● What you have to do
In the data that follows, every line containing the word "number" should be returned.

● Dataset excerpts
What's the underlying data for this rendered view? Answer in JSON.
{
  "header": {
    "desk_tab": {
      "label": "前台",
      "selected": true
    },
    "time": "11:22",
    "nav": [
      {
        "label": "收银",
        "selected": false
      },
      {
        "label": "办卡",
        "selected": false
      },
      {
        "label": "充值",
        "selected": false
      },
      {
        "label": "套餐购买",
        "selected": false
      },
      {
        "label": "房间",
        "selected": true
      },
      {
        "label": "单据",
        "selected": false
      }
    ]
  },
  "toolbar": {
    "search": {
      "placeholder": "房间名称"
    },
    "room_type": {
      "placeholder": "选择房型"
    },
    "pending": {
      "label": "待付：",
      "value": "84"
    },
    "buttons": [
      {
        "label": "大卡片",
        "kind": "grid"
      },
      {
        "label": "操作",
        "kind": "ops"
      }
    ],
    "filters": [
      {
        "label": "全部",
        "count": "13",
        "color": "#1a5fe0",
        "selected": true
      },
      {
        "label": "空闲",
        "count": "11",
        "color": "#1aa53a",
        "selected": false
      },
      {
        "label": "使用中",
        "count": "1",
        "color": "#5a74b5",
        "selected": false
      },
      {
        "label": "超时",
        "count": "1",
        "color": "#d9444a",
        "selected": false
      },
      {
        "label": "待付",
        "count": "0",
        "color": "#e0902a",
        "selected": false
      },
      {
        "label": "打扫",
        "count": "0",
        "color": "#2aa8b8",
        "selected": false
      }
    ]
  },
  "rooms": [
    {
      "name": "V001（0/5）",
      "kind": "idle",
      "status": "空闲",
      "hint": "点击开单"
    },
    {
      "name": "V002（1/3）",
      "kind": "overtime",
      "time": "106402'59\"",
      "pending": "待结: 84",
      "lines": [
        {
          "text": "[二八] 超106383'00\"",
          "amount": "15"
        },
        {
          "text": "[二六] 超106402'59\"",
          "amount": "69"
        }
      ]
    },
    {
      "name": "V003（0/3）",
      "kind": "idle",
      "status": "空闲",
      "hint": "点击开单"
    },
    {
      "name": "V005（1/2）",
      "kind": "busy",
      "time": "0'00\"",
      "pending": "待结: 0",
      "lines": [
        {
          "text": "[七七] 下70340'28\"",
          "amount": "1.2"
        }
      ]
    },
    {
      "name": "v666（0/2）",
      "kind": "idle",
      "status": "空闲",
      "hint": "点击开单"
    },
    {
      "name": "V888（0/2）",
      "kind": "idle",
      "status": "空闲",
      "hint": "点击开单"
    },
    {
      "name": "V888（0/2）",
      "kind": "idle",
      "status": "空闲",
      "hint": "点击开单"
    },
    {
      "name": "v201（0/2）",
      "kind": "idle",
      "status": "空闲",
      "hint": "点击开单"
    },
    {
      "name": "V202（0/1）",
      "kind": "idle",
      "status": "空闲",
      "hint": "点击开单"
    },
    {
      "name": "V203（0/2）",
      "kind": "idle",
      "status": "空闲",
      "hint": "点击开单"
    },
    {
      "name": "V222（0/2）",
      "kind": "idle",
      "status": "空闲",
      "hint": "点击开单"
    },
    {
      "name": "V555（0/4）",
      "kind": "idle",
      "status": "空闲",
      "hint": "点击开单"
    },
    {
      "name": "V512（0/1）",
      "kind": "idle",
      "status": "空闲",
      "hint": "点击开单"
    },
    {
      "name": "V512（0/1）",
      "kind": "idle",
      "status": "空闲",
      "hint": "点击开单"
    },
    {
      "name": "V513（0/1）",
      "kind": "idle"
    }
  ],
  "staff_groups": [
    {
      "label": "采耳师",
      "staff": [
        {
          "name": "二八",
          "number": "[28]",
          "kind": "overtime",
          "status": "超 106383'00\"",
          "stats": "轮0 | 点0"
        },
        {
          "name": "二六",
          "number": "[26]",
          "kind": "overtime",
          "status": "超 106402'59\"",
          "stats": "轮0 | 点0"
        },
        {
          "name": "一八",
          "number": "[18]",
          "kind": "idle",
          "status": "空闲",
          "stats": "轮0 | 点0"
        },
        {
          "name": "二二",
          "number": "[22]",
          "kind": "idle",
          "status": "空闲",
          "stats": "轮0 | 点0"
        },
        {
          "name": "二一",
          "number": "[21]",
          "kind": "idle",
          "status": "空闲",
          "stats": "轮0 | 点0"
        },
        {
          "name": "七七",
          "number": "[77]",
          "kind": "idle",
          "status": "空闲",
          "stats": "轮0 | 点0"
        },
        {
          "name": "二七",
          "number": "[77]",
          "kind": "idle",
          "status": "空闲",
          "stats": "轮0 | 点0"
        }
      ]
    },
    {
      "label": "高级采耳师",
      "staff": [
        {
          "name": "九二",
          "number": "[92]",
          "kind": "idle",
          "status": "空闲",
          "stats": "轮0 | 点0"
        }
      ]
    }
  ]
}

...

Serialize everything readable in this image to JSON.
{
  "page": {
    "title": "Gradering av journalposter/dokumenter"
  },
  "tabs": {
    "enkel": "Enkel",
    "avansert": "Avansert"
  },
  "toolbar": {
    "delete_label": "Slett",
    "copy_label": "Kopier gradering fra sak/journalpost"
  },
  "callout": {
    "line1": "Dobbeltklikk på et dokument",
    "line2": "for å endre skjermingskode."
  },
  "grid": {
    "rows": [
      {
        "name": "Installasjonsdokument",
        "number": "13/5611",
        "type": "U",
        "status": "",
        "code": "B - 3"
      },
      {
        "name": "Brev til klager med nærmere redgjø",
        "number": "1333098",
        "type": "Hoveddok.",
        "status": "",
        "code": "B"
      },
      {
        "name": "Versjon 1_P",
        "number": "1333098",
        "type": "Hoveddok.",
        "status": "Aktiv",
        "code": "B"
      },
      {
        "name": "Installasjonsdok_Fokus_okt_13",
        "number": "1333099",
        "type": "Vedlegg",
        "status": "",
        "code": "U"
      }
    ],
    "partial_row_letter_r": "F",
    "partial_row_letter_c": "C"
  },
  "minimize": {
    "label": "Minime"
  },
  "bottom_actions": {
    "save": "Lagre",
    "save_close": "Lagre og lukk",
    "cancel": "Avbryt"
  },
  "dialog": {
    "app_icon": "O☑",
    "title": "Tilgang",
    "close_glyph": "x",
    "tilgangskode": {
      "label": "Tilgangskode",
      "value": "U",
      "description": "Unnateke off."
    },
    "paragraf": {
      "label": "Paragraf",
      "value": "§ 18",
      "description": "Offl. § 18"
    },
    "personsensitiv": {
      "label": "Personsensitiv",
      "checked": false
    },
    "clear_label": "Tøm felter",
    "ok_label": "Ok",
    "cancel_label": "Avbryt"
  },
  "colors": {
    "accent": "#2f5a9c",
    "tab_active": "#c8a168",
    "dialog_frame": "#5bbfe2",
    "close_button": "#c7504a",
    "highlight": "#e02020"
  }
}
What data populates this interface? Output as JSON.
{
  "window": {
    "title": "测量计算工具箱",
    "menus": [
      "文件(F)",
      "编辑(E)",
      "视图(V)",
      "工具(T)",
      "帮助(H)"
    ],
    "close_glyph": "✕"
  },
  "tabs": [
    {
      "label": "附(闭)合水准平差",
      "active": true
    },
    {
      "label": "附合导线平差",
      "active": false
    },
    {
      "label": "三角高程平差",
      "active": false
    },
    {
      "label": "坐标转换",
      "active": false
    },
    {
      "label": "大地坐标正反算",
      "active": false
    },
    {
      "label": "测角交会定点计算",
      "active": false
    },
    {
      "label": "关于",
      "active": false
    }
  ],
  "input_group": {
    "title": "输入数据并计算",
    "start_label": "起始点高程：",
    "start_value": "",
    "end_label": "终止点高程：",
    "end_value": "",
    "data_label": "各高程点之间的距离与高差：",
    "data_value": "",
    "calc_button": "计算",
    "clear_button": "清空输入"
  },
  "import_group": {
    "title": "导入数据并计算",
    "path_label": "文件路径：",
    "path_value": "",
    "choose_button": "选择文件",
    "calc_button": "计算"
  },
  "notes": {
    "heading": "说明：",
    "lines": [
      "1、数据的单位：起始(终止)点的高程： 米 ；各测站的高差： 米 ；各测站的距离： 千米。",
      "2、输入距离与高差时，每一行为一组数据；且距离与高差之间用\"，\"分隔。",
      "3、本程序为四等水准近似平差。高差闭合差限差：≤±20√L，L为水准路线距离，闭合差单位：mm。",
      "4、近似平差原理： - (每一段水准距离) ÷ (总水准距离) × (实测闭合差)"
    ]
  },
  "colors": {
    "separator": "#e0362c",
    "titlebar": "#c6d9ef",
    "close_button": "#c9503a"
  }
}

● Output for this task
          "number": "[28]",
          "number": "[26]",
          "number": "[18]",
          "number": "[22]",
          "number": "[21]",
          "number": "[77]",
          "number": "[77]",
          "number": "[92]",
        "number": "13/5611",
        "number": "1333098",
        "number": "1333098",
        "number": "1333099",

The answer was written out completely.